WHAT THIS TASK INVOLVES –
Print the data that follows, exactly and completely.
........
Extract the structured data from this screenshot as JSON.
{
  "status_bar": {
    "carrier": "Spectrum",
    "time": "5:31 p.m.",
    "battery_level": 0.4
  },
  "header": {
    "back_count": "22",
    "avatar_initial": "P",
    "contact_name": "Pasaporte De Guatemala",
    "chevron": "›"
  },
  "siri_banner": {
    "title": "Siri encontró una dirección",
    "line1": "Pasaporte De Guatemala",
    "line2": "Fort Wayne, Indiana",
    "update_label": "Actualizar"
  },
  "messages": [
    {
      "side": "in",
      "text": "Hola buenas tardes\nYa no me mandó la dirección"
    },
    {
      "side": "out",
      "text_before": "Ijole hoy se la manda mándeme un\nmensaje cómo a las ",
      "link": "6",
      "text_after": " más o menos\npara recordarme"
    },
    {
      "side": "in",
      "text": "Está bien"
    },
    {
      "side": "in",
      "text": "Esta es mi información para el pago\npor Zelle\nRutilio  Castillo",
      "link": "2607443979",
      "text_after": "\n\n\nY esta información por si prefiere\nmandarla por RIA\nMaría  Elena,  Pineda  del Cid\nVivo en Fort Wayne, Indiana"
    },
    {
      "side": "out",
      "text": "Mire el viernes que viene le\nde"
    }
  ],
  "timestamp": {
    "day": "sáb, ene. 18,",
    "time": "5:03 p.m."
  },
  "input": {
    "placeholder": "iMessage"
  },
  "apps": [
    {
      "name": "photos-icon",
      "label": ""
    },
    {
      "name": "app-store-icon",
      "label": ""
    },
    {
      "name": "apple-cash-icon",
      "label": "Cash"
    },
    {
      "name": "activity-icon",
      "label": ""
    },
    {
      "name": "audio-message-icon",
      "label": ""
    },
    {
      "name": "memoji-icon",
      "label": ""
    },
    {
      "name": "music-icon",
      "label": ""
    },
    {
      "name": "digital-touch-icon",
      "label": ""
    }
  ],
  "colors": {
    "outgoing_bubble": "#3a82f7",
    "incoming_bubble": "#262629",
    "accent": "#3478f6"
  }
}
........
RESPONSE –
Extract the structured data from this screenshot as JSON.
{
  "status_bar": {
    "carrier": "Spectrum",
    "time": "5:31 p.m.",
    "battery_level": 0.4
  },
  "header": {
    "back_count": "22",
    "avatar_initial": "P",
    "contact_name": "Pasaporte De Guatemala",
    "chevron": "›"
  },
  "siri_banner": {
    "title": "Siri encontró una dirección",
    "line1": "Pasaporte De Guatemala",
    "line2": "Fort Wayne, Indiana",
    "update_label": "Actualizar"
  },
  "messages": [
    {
      "side": "in",
      "text": "Hola buenas tardes\nYa no me mandó la dirección"
    },
    {
      "side": "out",
      "text_before": "Ijole hoy se la manda mándeme un\nmensaje cómo a las ",
      "link": "6",
      "text_after": " más o menos\npara recordarme"
    },
    {
      "side": "in",
      "text": "Está bien"
    },
    {
      "side": "in",
      "text": "Esta es mi información para el pago\npor Zelle\nRutilio  Castillo",
      "link": "2607443979",
      "text_after": "\n\n\nY esta información por si prefiere\nmandarla por RIA\nMaría  Elena,  Pineda  del Cid\nVivo en Fort Wayne, Indiana"
    },
    {
      "side": "out",
      "text": "Mire el viernes que viene le\nde"
    }
  ],
  "timestamp": {
    "day": "sáb, ene. 18,",
    "time": "5:03 p.m."
  },
  "input": {
    "placeholder": "iMessage"
  },
  "apps": [
    {
      "name": "photos-icon",
      "label": ""
    },
    {
      "name": "app-store-icon",
      "label": ""
    },
    {
      "name": "apple-cash-icon",
      "label": "Cash"
    },
    {
      "name": "activity-icon",
      "label": ""
    },
    {
      "name": "audio-message-icon",
      "label": ""
    },
    {
      "name": "memoji-icon",
      "label": ""
    },
    {
      "name": "music-icon",
      "label": ""
    },
    {
      "name": "digital-touch-icon",
      "label": ""
    }
  ],
  "colors": {
    "outgoing_bubble": "#3a82f7",
    "incoming_bubble": "#262629",
    "accent": "#3478f6"
  }
}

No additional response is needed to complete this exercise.